Task description => Go over the material below and report every line that contains the word "JSON".
━━━━━━
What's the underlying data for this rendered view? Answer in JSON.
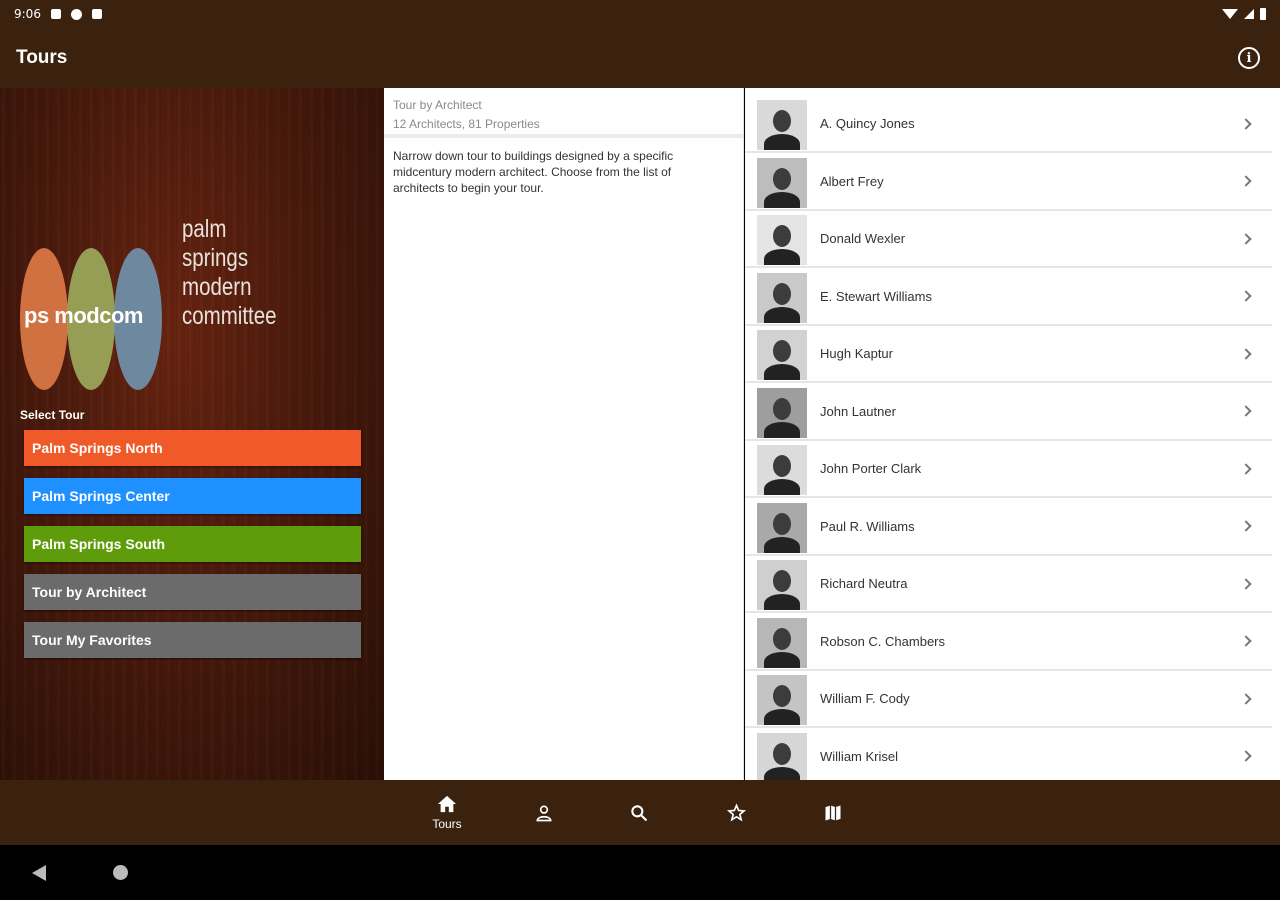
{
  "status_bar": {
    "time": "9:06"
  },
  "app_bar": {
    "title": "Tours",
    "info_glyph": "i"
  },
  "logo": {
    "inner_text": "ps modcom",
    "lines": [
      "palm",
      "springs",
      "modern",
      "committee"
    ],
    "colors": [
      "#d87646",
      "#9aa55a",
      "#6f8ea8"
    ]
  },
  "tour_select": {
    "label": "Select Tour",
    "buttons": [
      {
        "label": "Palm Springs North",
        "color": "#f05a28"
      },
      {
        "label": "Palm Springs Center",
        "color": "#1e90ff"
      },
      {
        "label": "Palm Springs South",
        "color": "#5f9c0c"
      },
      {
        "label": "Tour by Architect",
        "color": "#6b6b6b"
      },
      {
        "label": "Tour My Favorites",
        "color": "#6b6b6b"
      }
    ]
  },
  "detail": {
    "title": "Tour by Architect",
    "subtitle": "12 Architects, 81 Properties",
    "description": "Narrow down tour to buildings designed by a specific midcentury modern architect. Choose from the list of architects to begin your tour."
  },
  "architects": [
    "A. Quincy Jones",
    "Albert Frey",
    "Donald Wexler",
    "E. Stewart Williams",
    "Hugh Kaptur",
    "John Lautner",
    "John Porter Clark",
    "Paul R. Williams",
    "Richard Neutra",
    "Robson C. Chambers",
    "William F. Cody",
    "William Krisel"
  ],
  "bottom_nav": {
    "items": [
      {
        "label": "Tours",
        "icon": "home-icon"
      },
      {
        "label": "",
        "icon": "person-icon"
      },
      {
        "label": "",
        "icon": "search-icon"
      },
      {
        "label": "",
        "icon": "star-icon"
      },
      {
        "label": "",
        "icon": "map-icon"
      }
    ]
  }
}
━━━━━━
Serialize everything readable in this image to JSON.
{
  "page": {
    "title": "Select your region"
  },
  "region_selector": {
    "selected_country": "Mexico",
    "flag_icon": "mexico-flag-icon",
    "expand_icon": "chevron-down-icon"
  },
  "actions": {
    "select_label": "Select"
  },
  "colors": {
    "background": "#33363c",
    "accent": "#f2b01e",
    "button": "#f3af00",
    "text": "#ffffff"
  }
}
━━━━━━
Result below =>
What's the underlying data for this rendered view? Answer in JSON.
Serialize everything readable in this image to JSON.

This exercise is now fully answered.